Pull every line containing "documents" out of the material below.

Excerpted records
=== Section Start ===

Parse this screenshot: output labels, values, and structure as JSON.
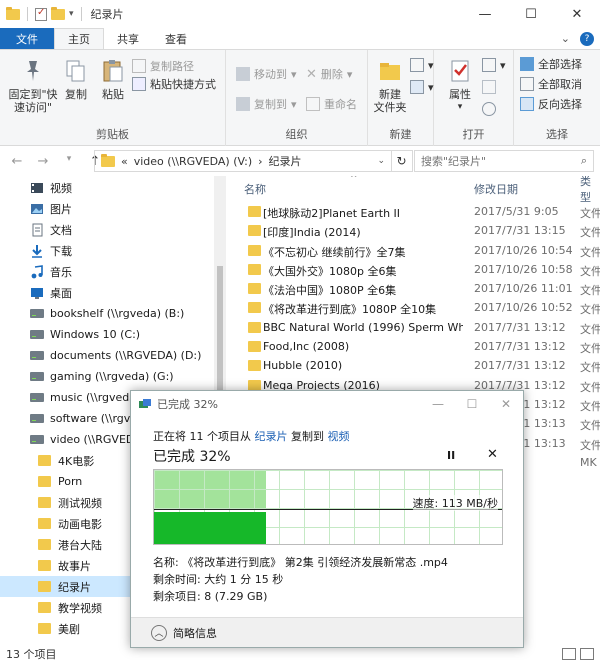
{
  "window": {
    "title": "纪录片",
    "controls": [
      "—",
      "☐",
      "✕"
    ]
  },
  "ribbon_tabs": {
    "file": "文件",
    "home": "主页",
    "share": "共享",
    "view": "查看"
  },
  "ribbon": {
    "clipboard": {
      "label": "剪贴板",
      "pin": "固定到\"快速访问\"",
      "copy": "复制",
      "paste": "粘贴",
      "copy_path": "复制路径",
      "paste_shortcut": "粘贴快捷方式"
    },
    "organize": {
      "label": "组织",
      "move_to": "移动到",
      "copy_to": "复制到",
      "delete": "删除",
      "rename": "重命名"
    },
    "new": {
      "label": "新建",
      "new_folder": "新建\n文件夹"
    },
    "open": {
      "label": "打开",
      "properties": "属性"
    },
    "select": {
      "label": "选择",
      "select_all": "全部选择",
      "select_none": "全部取消",
      "invert": "反向选择"
    }
  },
  "address": {
    "prefix": "«",
    "path": [
      "video (\\\\RGVEDA) (V:)",
      "纪录片"
    ],
    "separator": "›",
    "search_placeholder": "搜索\"纪录片\""
  },
  "nav_pane": {
    "items": [
      {
        "label": "视频",
        "icon": "video-icon",
        "indent": 0,
        "selected": false
      },
      {
        "label": "图片",
        "icon": "pictures-icon",
        "indent": 0,
        "selected": false
      },
      {
        "label": "文档",
        "icon": "documents-icon",
        "indent": 0,
        "selected": false
      },
      {
        "label": "下载",
        "icon": "download-icon",
        "indent": 0,
        "selected": false
      },
      {
        "label": "音乐",
        "icon": "music-icon",
        "indent": 0,
        "selected": false
      },
      {
        "label": "桌面",
        "icon": "desktop-icon",
        "indent": 0,
        "selected": false
      },
      {
        "label": "bookshelf (\\\\rgveda) (B:)",
        "icon": "network-drive-icon",
        "indent": 0,
        "selected": false
      },
      {
        "label": "Windows 10 (C:)",
        "icon": "network-drive-icon",
        "indent": 0,
        "selected": false
      },
      {
        "label": "documents (\\\\RGVEDA) (D:)",
        "icon": "network-drive-icon",
        "indent": 0,
        "selected": false
      },
      {
        "label": "gaming (\\\\rgveda) (G:)",
        "icon": "network-drive-icon",
        "indent": 0,
        "selected": false
      },
      {
        "label": "music (\\\\rgveda) (M:)",
        "icon": "network-drive-icon",
        "indent": 0,
        "selected": false
      },
      {
        "label": "software (\\\\rgve",
        "icon": "network-drive-icon",
        "indent": 0,
        "selected": false
      },
      {
        "label": "video (\\\\RGVEDA)",
        "icon": "network-drive-icon",
        "indent": 0,
        "selected": false
      },
      {
        "label": "4K电影",
        "icon": "folder-icon",
        "indent": 1,
        "selected": false
      },
      {
        "label": "Porn",
        "icon": "folder-icon",
        "indent": 1,
        "selected": false
      },
      {
        "label": "测试视频",
        "icon": "folder-icon",
        "indent": 1,
        "selected": false
      },
      {
        "label": "动画电影",
        "icon": "folder-icon",
        "indent": 1,
        "selected": false
      },
      {
        "label": "港台大陆",
        "icon": "folder-icon",
        "indent": 1,
        "selected": false
      },
      {
        "label": "故事片",
        "icon": "folder-icon",
        "indent": 1,
        "selected": false
      },
      {
        "label": "纪录片",
        "icon": "folder-icon",
        "indent": 1,
        "selected": true
      },
      {
        "label": "教学视频",
        "icon": "folder-icon",
        "indent": 1,
        "selected": false
      },
      {
        "label": "美剧",
        "icon": "folder-icon",
        "indent": 1,
        "selected": false
      }
    ]
  },
  "file_list": {
    "columns": {
      "name": "名称",
      "date": "修改日期",
      "type": "类型"
    },
    "rows": [
      {
        "name": "[地球脉动2]Planet Earth II",
        "date": "2017/5/31 9:05",
        "type": "文件"
      },
      {
        "name": "[印度]India (2014)",
        "date": "2017/7/31 13:15",
        "type": "文件"
      },
      {
        "name": "《不忘初心 继续前行》全7集",
        "date": "2017/10/26 10:54",
        "type": "文件"
      },
      {
        "name": "《大国外交》1080p 全6集",
        "date": "2017/10/26 10:58",
        "type": "文件"
      },
      {
        "name": "《法治中国》1080P 全6集",
        "date": "2017/10/26 11:01",
        "type": "文件"
      },
      {
        "name": "《将改革进行到底》1080P 全10集",
        "date": "2017/10/26 10:52",
        "type": "文件"
      },
      {
        "name": "BBC Natural World (1996) Sperm Wh...",
        "date": "2017/7/31 13:12",
        "type": "文件"
      },
      {
        "name": "Food,Inc (2008)",
        "date": "2017/7/31 13:12",
        "type": "文件"
      },
      {
        "name": "Hubble (2010)",
        "date": "2017/7/31 13:12",
        "type": "文件"
      },
      {
        "name": "Mega Projects (2016)",
        "date": "2017/7/31 13:12",
        "type": "文件"
      },
      {
        "name": "",
        "date": "2017/7/31 13:12",
        "type": "文件"
      },
      {
        "name": "",
        "date": "2017/7/31 13:13",
        "type": "文件"
      },
      {
        "name": "",
        "date": "2017/7/31 13:13",
        "type": "文件"
      },
      {
        "name": "",
        "date": "2:51",
        "type": "MK"
      }
    ]
  },
  "status_bar": {
    "item_count": "13 个项目"
  },
  "copy_dialog": {
    "title": "已完成 32%",
    "line1_prefix": "正在将 11 个项目从",
    "source": "纪录片",
    "line1_middle": "复制到",
    "destination": "视频",
    "progress_text": "已完成 32%",
    "progress_fraction": 0.32,
    "pause": "II",
    "close": "✕",
    "speed": "速度: 113 MB/秒",
    "name_label": "名称:",
    "name_value": "《将改革进行到底》 第2集 引领经济发展新常态 .mp4",
    "time_label": "剩余时间:",
    "time_value": "大约 1 分 15 秒",
    "items_label": "剩余项目:",
    "items_value": "8 (7.29 GB)",
    "details_toggle": "简略信息",
    "accent_fill": "#16b829",
    "accent_light": "#a3e39b"
  }
}
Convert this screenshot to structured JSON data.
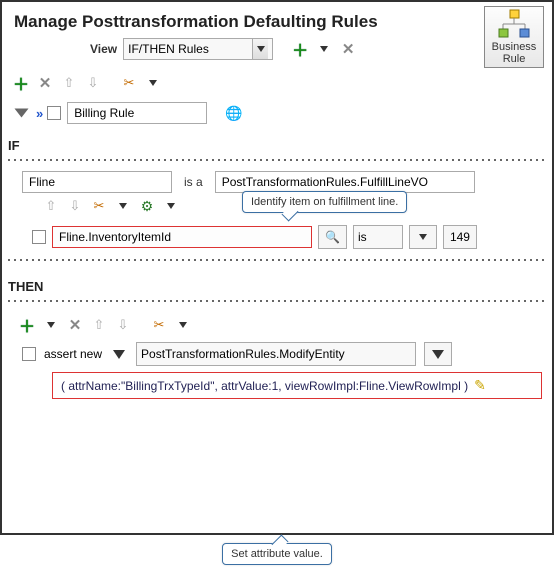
{
  "header": {
    "title": "Manage Posttransformation Defaulting Rules",
    "businessRuleLabel": "Business Rule"
  },
  "view": {
    "label": "View",
    "selected": "IF/THEN Rules"
  },
  "ruleRow": {
    "name": "Billing Rule"
  },
  "sections": {
    "ifLabel": "IF",
    "thenLabel": "THEN"
  },
  "ifClause": {
    "subjectName": "Fline",
    "isA": "is a",
    "typeName": "PostTransformationRules.FulfillLineVO",
    "attribute": "Fline.InventoryItemId",
    "operator": "is",
    "value": "149"
  },
  "callouts": {
    "identify": "Identify item on fulfillment line.",
    "setAttr": "Set attribute value."
  },
  "thenClause": {
    "action": "assert new",
    "entity": "PostTransformationRules.ModifyEntity",
    "attrExpr": "( attrName:\"BillingTrxTypeId\", attrValue:1, viewRowImpl:Fline.ViewRowImpl )"
  }
}
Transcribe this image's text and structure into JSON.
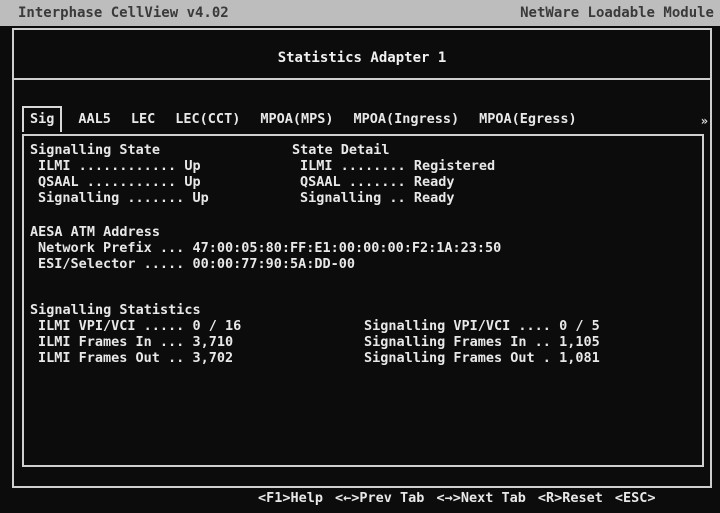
{
  "titlebar": {
    "app": "Interphase CellView v4.02",
    "module": "NetWare Loadable Module"
  },
  "header": {
    "title": "Statistics Adapter 1"
  },
  "tabs": [
    {
      "label": "Sig",
      "active": true
    },
    {
      "label": "AAL5"
    },
    {
      "label": "LEC"
    },
    {
      "label": "LEC(CCT)"
    },
    {
      "label": "MPOA(MPS)"
    },
    {
      "label": "MPOA(Ingress)"
    },
    {
      "label": "MPOA(Egress)"
    }
  ],
  "tab_more_glyph": "»",
  "signalling_state": {
    "heading": "Signalling State",
    "rows": [
      {
        "label": "ILMI ............",
        "value": "Up"
      },
      {
        "label": "QSAAL ...........",
        "value": "Up"
      },
      {
        "label": "Signalling .......",
        "value": "Up"
      }
    ]
  },
  "state_detail": {
    "heading": "State Detail",
    "rows": [
      {
        "label": "ILMI ........",
        "value": "Registered"
      },
      {
        "label": "QSAAL .......",
        "value": "Ready"
      },
      {
        "label": "Signalling ..",
        "value": "Ready"
      }
    ]
  },
  "aesa": {
    "heading": "AESA ATM Address",
    "rows": [
      {
        "label": "Network Prefix ...",
        "value": "47:00:05:80:FF:E1:00:00:00:F2:1A:23:50"
      },
      {
        "label": "ESI/Selector .....",
        "value": "00:00:77:90:5A:DD-00"
      }
    ]
  },
  "signalling_stats": {
    "heading": "Signalling Statistics",
    "left": [
      {
        "label": "ILMI VPI/VCI .....",
        "value": "0 / 16"
      },
      {
        "label": "ILMI Frames In ...",
        "value": "3,710"
      },
      {
        "label": "ILMI Frames Out ..",
        "value": "3,702"
      }
    ],
    "right": [
      {
        "label": "Signalling VPI/VCI ....",
        "value": "0 / 5"
      },
      {
        "label": "Signalling Frames In ..",
        "value": "1,105"
      },
      {
        "label": "Signalling Frames Out .",
        "value": "1,081"
      }
    ]
  },
  "footer": {
    "help": "<F1>Help",
    "prev": "<←>Prev Tab",
    "next": "<→>Next Tab",
    "reset": "<R>Reset",
    "esc": "<ESC>"
  }
}
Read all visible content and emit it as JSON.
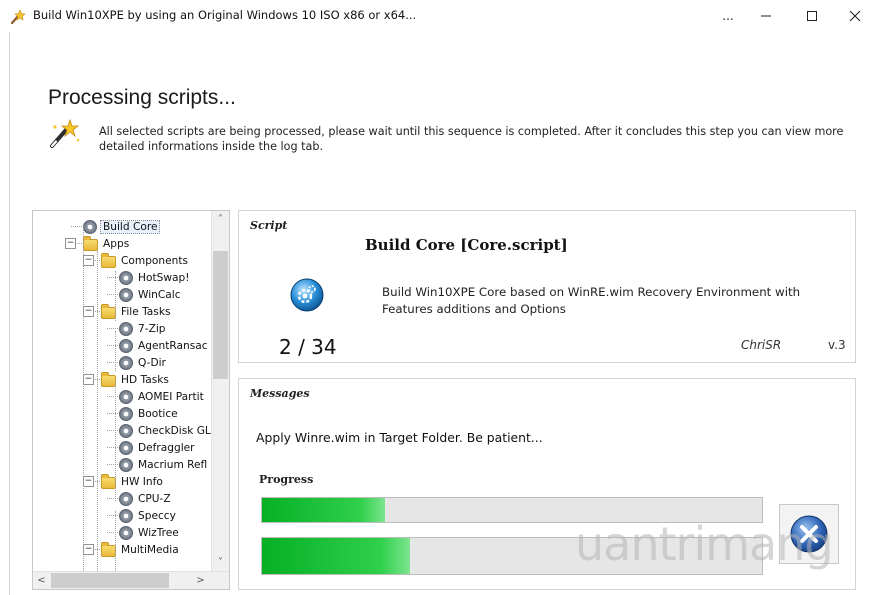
{
  "window": {
    "title": "Build Win10XPE by using an Original Windows 10 ISO x86 or x64...",
    "more_label": "...",
    "minimize_glyph": "—",
    "maximize_glyph": "☐",
    "close_glyph": "✕"
  },
  "header": {
    "heading": "Processing scripts...",
    "description": "All selected scripts are being processed, please wait until this sequence is completed. After it concludes this step you can view more detailed informations inside the log tab."
  },
  "tree": {
    "items": [
      {
        "label": "Build Core",
        "type": "script",
        "selected": true
      },
      {
        "label": "Apps",
        "type": "folder"
      },
      {
        "label": "Components",
        "type": "folder"
      },
      {
        "label": "HotSwap!",
        "type": "script"
      },
      {
        "label": "WinCalc",
        "type": "script"
      },
      {
        "label": "File Tasks",
        "type": "folder"
      },
      {
        "label": "7-Zip",
        "type": "script"
      },
      {
        "label": "AgentRansac",
        "type": "script"
      },
      {
        "label": "Q-Dir",
        "type": "script"
      },
      {
        "label": "HD Tasks",
        "type": "folder"
      },
      {
        "label": "AOMEI Partit",
        "type": "script"
      },
      {
        "label": "Bootice",
        "type": "script"
      },
      {
        "label": "CheckDisk GL",
        "type": "script"
      },
      {
        "label": "Defraggler",
        "type": "script"
      },
      {
        "label": "Macrium Refl",
        "type": "script"
      },
      {
        "label": "HW Info",
        "type": "folder"
      },
      {
        "label": "CPU-Z",
        "type": "script"
      },
      {
        "label": "Speccy",
        "type": "script"
      },
      {
        "label": "WizTree",
        "type": "script"
      },
      {
        "label": "MultiMedia",
        "type": "folder"
      }
    ],
    "scroll_up": "˄",
    "scroll_down": "˅",
    "scroll_left": "<",
    "scroll_right": ">"
  },
  "script": {
    "section_title": "Script",
    "name": "Build Core [Core.script]",
    "description": "Build Win10XPE Core based on WinRE.wim Recovery Environment with Features additions and Options",
    "counter": "2 / 34",
    "author": "ChriSR",
    "version": "v.3",
    "icon": "gear-globe-icon"
  },
  "messages": {
    "section_title": "Messages",
    "status": "Apply Winre.wim in Target Folder. Be patient...",
    "progress_label": "Progress",
    "progress_overall": 0.245,
    "progress_current": 0.295,
    "cancel_icon": "cancel-x-icon"
  },
  "watermark": "uantrimang",
  "colors": {
    "progress_green": "#06b025",
    "cancel_blue": "#2f66b8"
  }
}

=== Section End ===

Answer space
        "icon": "documents-icon",
        "label": "documents (\\\\RGVEDA) (D:)",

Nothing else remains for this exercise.